The code for responsible sourcing is a minimum commitment designed for both large and small businesses, supported by a guidance document that details what this commitment might look like in practice and also what best practice might be.
To help businesses undertake a risk assessment, Seafish developed the business-to-business RASS tool. The tool scores risk from one (very low) to five (very high) for each of four criteria: stock levels, fisheries management, bycatch and impacts on habitat. It includes about 300 fish stocks from UK waters, or which are landed in the UK.
Identification of one or more of the criteria as high-risk makes seafood buyers aware of impacts that may be of concern to their customers. The RASS tool is being used by a range of seafood companies, including those which undertake their own assessments as a way of fine-tuning or aligning their purchasing with their risk appetite.
Working with Seafood New Zealand, the FRDC project has assessed four species against the Seafish RASS methodology and other risk methodology tools to test whether they could be adapted for use here.
Sevaly Sen says information already collected for the SAFS reports will be used to provide some of the ‘back-end’ data for a risk assessment tool, particularly in relation to stock sustainability.
“I expect that we may have better stock data for many Australian fisheries than they have in the UK, and we have done four Australian case studies for the RASS to see how it suits the Australian context.

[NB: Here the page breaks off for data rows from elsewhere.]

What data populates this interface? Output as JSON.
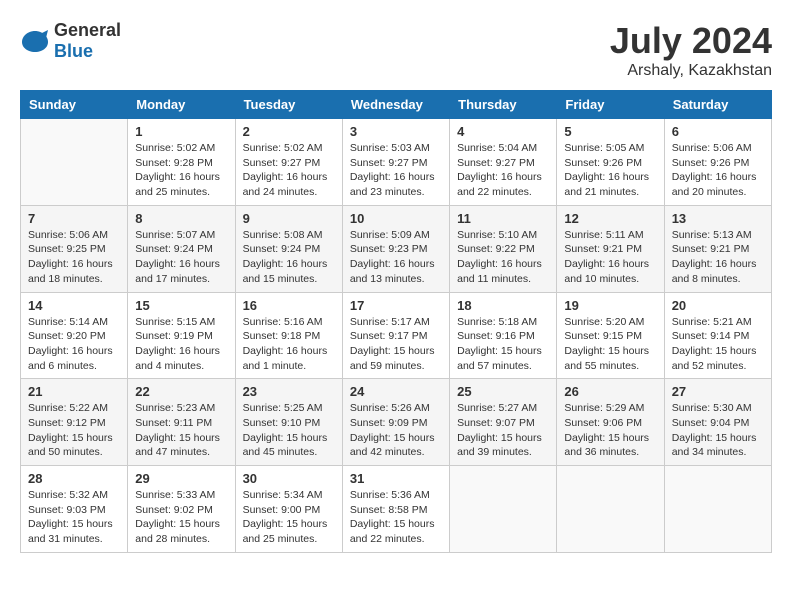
{
  "header": {
    "logo_general": "General",
    "logo_blue": "Blue",
    "month_year": "July 2024",
    "location": "Arshaly, Kazakhstan"
  },
  "columns": [
    "Sunday",
    "Monday",
    "Tuesday",
    "Wednesday",
    "Thursday",
    "Friday",
    "Saturday"
  ],
  "weeks": [
    [
      {
        "day": "",
        "info": ""
      },
      {
        "day": "1",
        "info": "Sunrise: 5:02 AM\nSunset: 9:28 PM\nDaylight: 16 hours\nand 25 minutes."
      },
      {
        "day": "2",
        "info": "Sunrise: 5:02 AM\nSunset: 9:27 PM\nDaylight: 16 hours\nand 24 minutes."
      },
      {
        "day": "3",
        "info": "Sunrise: 5:03 AM\nSunset: 9:27 PM\nDaylight: 16 hours\nand 23 minutes."
      },
      {
        "day": "4",
        "info": "Sunrise: 5:04 AM\nSunset: 9:27 PM\nDaylight: 16 hours\nand 22 minutes."
      },
      {
        "day": "5",
        "info": "Sunrise: 5:05 AM\nSunset: 9:26 PM\nDaylight: 16 hours\nand 21 minutes."
      },
      {
        "day": "6",
        "info": "Sunrise: 5:06 AM\nSunset: 9:26 PM\nDaylight: 16 hours\nand 20 minutes."
      }
    ],
    [
      {
        "day": "7",
        "info": "Sunrise: 5:06 AM\nSunset: 9:25 PM\nDaylight: 16 hours\nand 18 minutes."
      },
      {
        "day": "8",
        "info": "Sunrise: 5:07 AM\nSunset: 9:24 PM\nDaylight: 16 hours\nand 17 minutes."
      },
      {
        "day": "9",
        "info": "Sunrise: 5:08 AM\nSunset: 9:24 PM\nDaylight: 16 hours\nand 15 minutes."
      },
      {
        "day": "10",
        "info": "Sunrise: 5:09 AM\nSunset: 9:23 PM\nDaylight: 16 hours\nand 13 minutes."
      },
      {
        "day": "11",
        "info": "Sunrise: 5:10 AM\nSunset: 9:22 PM\nDaylight: 16 hours\nand 11 minutes."
      },
      {
        "day": "12",
        "info": "Sunrise: 5:11 AM\nSunset: 9:21 PM\nDaylight: 16 hours\nand 10 minutes."
      },
      {
        "day": "13",
        "info": "Sunrise: 5:13 AM\nSunset: 9:21 PM\nDaylight: 16 hours\nand 8 minutes."
      }
    ],
    [
      {
        "day": "14",
        "info": "Sunrise: 5:14 AM\nSunset: 9:20 PM\nDaylight: 16 hours\nand 6 minutes."
      },
      {
        "day": "15",
        "info": "Sunrise: 5:15 AM\nSunset: 9:19 PM\nDaylight: 16 hours\nand 4 minutes."
      },
      {
        "day": "16",
        "info": "Sunrise: 5:16 AM\nSunset: 9:18 PM\nDaylight: 16 hours\nand 1 minute."
      },
      {
        "day": "17",
        "info": "Sunrise: 5:17 AM\nSunset: 9:17 PM\nDaylight: 15 hours\nand 59 minutes."
      },
      {
        "day": "18",
        "info": "Sunrise: 5:18 AM\nSunset: 9:16 PM\nDaylight: 15 hours\nand 57 minutes."
      },
      {
        "day": "19",
        "info": "Sunrise: 5:20 AM\nSunset: 9:15 PM\nDaylight: 15 hours\nand 55 minutes."
      },
      {
        "day": "20",
        "info": "Sunrise: 5:21 AM\nSunset: 9:14 PM\nDaylight: 15 hours\nand 52 minutes."
      }
    ],
    [
      {
        "day": "21",
        "info": "Sunrise: 5:22 AM\nSunset: 9:12 PM\nDaylight: 15 hours\nand 50 minutes."
      },
      {
        "day": "22",
        "info": "Sunrise: 5:23 AM\nSunset: 9:11 PM\nDaylight: 15 hours\nand 47 minutes."
      },
      {
        "day": "23",
        "info": "Sunrise: 5:25 AM\nSunset: 9:10 PM\nDaylight: 15 hours\nand 45 minutes."
      },
      {
        "day": "24",
        "info": "Sunrise: 5:26 AM\nSunset: 9:09 PM\nDaylight: 15 hours\nand 42 minutes."
      },
      {
        "day": "25",
        "info": "Sunrise: 5:27 AM\nSunset: 9:07 PM\nDaylight: 15 hours\nand 39 minutes."
      },
      {
        "day": "26",
        "info": "Sunrise: 5:29 AM\nSunset: 9:06 PM\nDaylight: 15 hours\nand 36 minutes."
      },
      {
        "day": "27",
        "info": "Sunrise: 5:30 AM\nSunset: 9:04 PM\nDaylight: 15 hours\nand 34 minutes."
      }
    ],
    [
      {
        "day": "28",
        "info": "Sunrise: 5:32 AM\nSunset: 9:03 PM\nDaylight: 15 hours\nand 31 minutes."
      },
      {
        "day": "29",
        "info": "Sunrise: 5:33 AM\nSunset: 9:02 PM\nDaylight: 15 hours\nand 28 minutes."
      },
      {
        "day": "30",
        "info": "Sunrise: 5:34 AM\nSunset: 9:00 PM\nDaylight: 15 hours\nand 25 minutes."
      },
      {
        "day": "31",
        "info": "Sunrise: 5:36 AM\nSunset: 8:58 PM\nDaylight: 15 hours\nand 22 minutes."
      },
      {
        "day": "",
        "info": ""
      },
      {
        "day": "",
        "info": ""
      },
      {
        "day": "",
        "info": ""
      }
    ]
  ]
}
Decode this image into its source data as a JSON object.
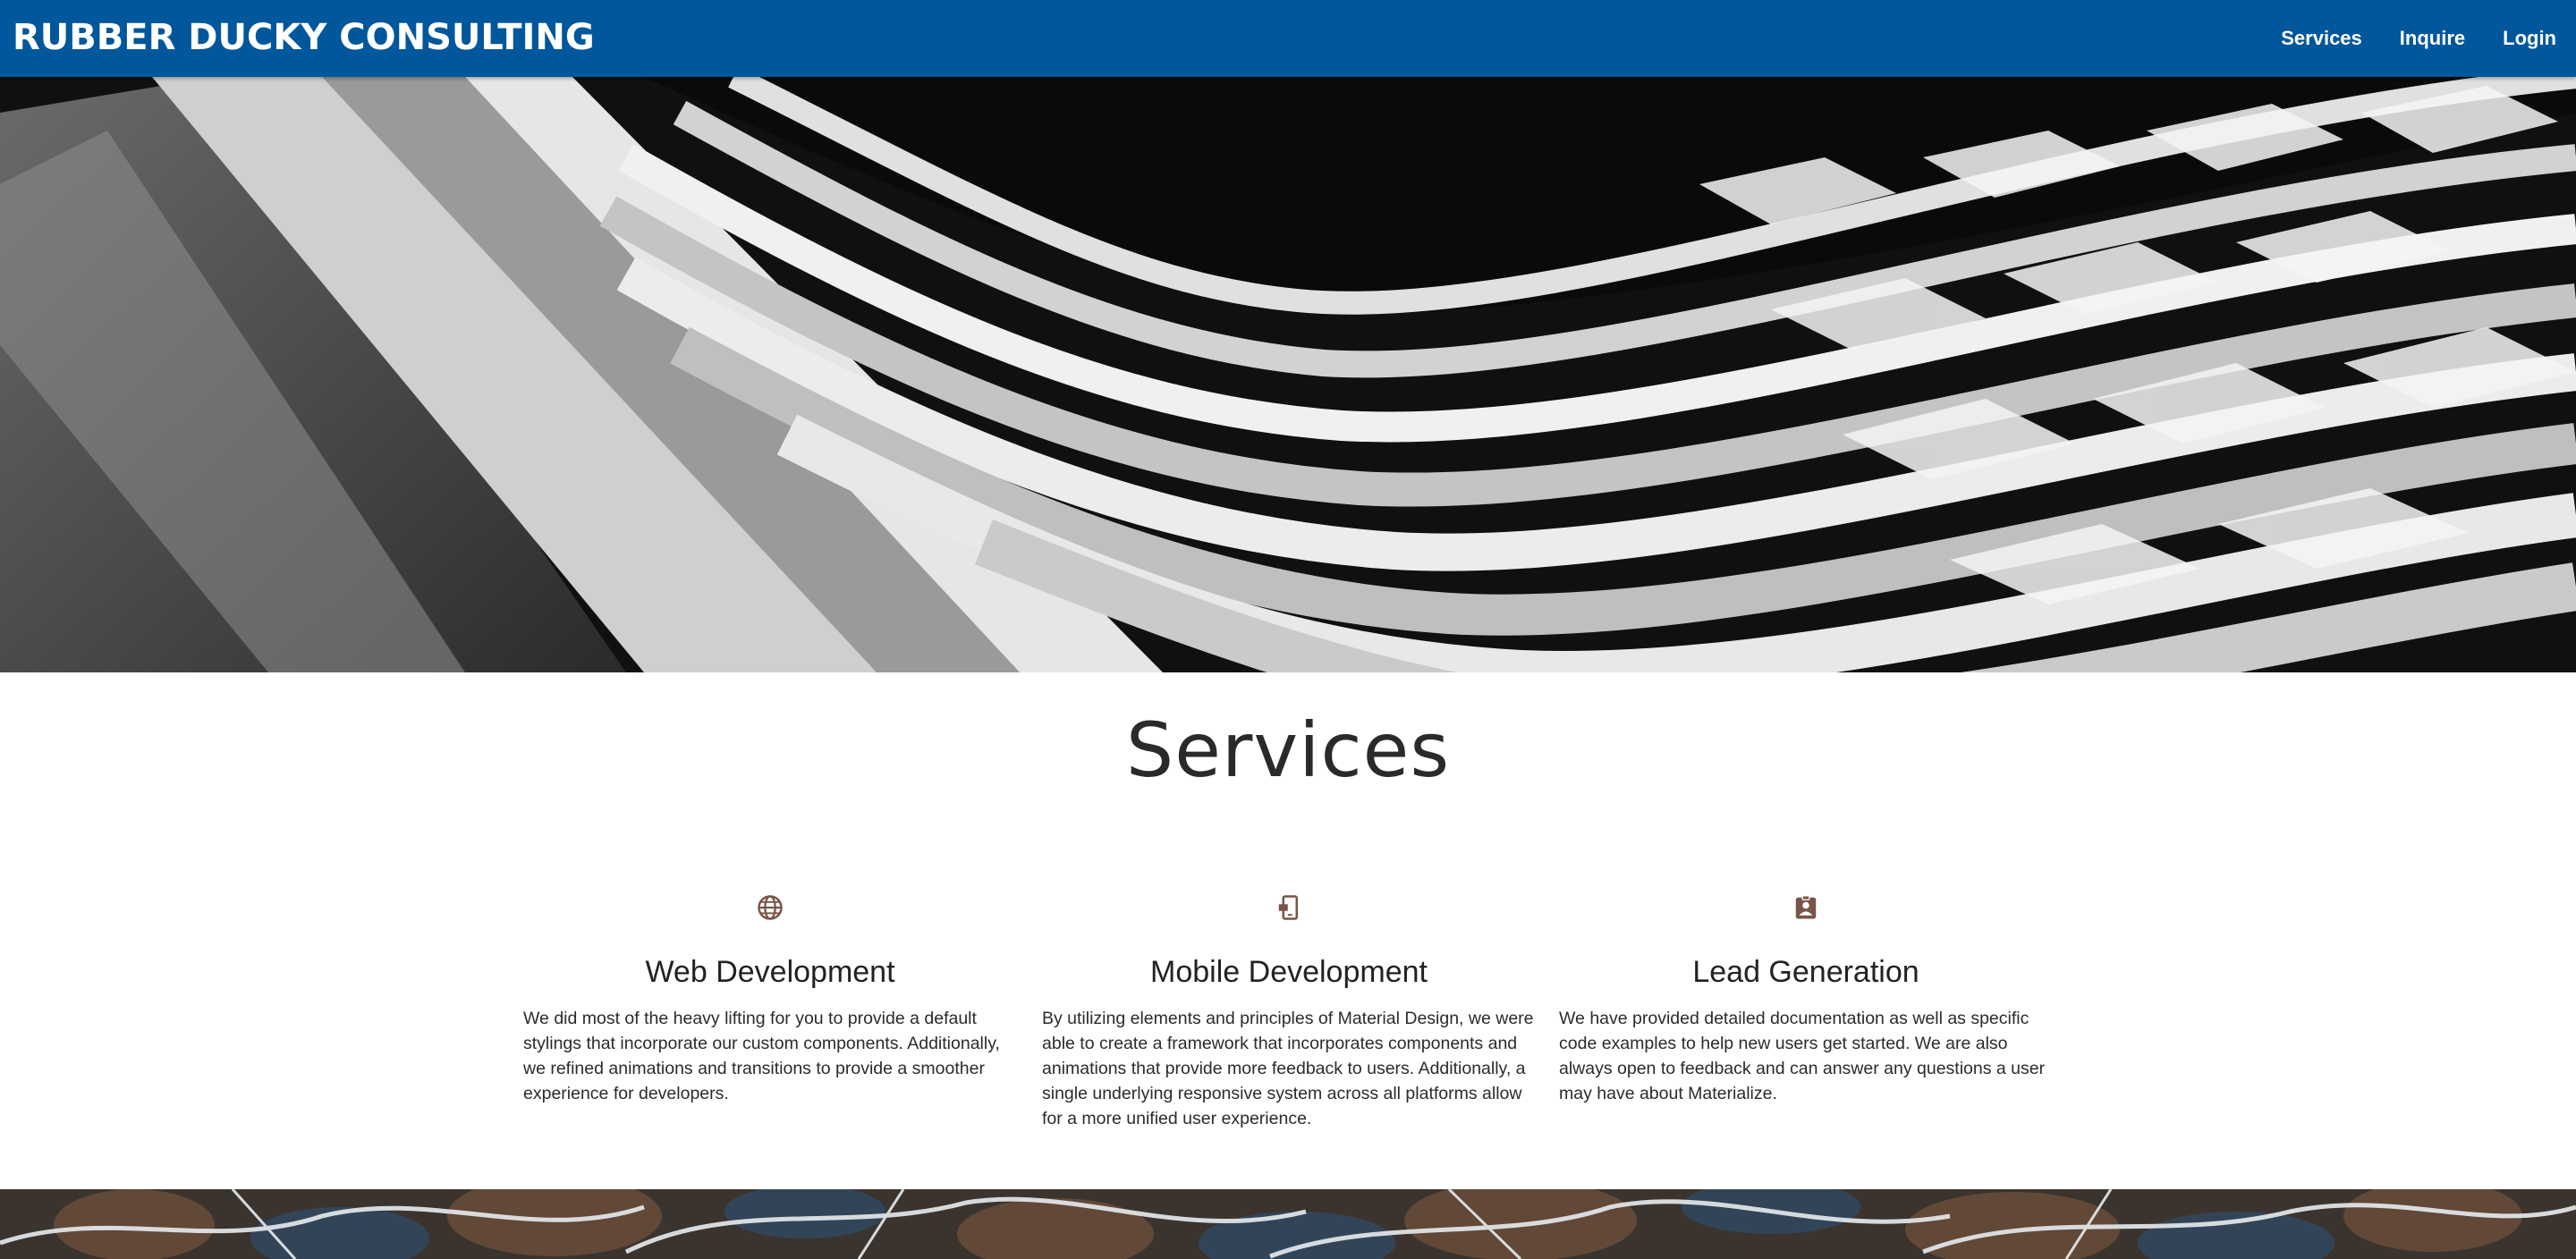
{
  "navbar": {
    "brand": "RUBBER DUCKY CONSULTING",
    "links": [
      "Services",
      "Inquire",
      "Login"
    ],
    "background": "#01579b"
  },
  "hero": {
    "image": "black-and-white abstract architectural waves"
  },
  "services": {
    "title": "Services",
    "items": [
      {
        "icon": "globe-icon",
        "heading": "Web Development",
        "text": "We did most of the heavy lifting for you to provide a default stylings that incorporate our custom components. Additionally, we refined animations and transitions to provide a smoother experience for developers."
      },
      {
        "icon": "phone-link-icon",
        "heading": "Mobile Development",
        "text": "By utilizing elements and principles of Material Design, we were able to create a framework that incorporates components and animations that provide more feedback to users. Additionally, a single underlying responsive system across all platforms allow for a more unified user experience."
      },
      {
        "icon": "assignment-ind-icon",
        "heading": "Lead Generation",
        "text": "We have provided detailed documentation as well as specific code examples to help new users get started. We are also always open to feedback and can answer any questions a user may have about Materialize."
      }
    ],
    "icon_color": "#795548"
  },
  "footer_banner": {
    "image": "marble stone texture"
  }
}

We also want to see whether aquaculture could be considered, as well as social risk issues, in the future.”
It is clear the future approaches in assessing the sustainability of fisheries will be much broader than stock status and will include the key areas of management, bycatch and habitat impact.
This is consistent with the benchmark tool of the Global Sustainable Seafood Initiative (the FRDC is a member of the GSSI; www.ourgssi.org), the SSC and RASS tools.
Terms of agreement
The FRDC’s National Priority One is also looking at “pre-competitive agreements”, such as the SSC, between the key seafood buyers (supermarkets and wholesalers), about what ‘sustainability’ and ‘responsibly sourced’ terminology used in Australia could include. “In the end, it is consumers that would benefit from agreement on these claims and processes, because they become defensible – businesses aren’t using these words or making claims without any substance behind them,” Sevaly Sen says.
“For example, consumers would know that if it is ‘responsibly sourced’, companies have done some risk assessment.
“It also benefits the companies involved because they’re all talking the same language, with agreement on what it means and the methods involved. It also defends their brand reputation.
“It’s not the whole picture of improving consumer and business confidence in Australian seafood, but it is part of the puzzle.”
Sustainable seafood coalition initiative
The Sustainable Seafood Coalition (SSC) is a partnership of businesses whose vision is that all fish and seafood sold in the UK come from sustainable sources. During a presentation at the Sydney Fish Market in October 2016, Katie Miller from the SSC secretariat said there were three major drivers that led to the creation of the coalition and the codes of conduct in the UK. These were:
A report by the European NGO ClientEarth in 2011, which had evaluated the sustainability claims on the labels of 100 seafood products purchased from supermarkets in the UK.
- The Fish Fight campaign, launched in 2010 by celebrity chef Hugh Fearnley-Whittingstall, to ban seafood discards in the European Union. Fish Fight was designed to push for the third driver.
- The reform of the EU’s Common Fisheries Policy, the legislation that regulates European fisheries management. After years of negotiations, the EU reforms were endorsed in 2013 and included a ban on the discards of commercial quota species, which is being progressively implemented.
FRDC Research Code: 2016-062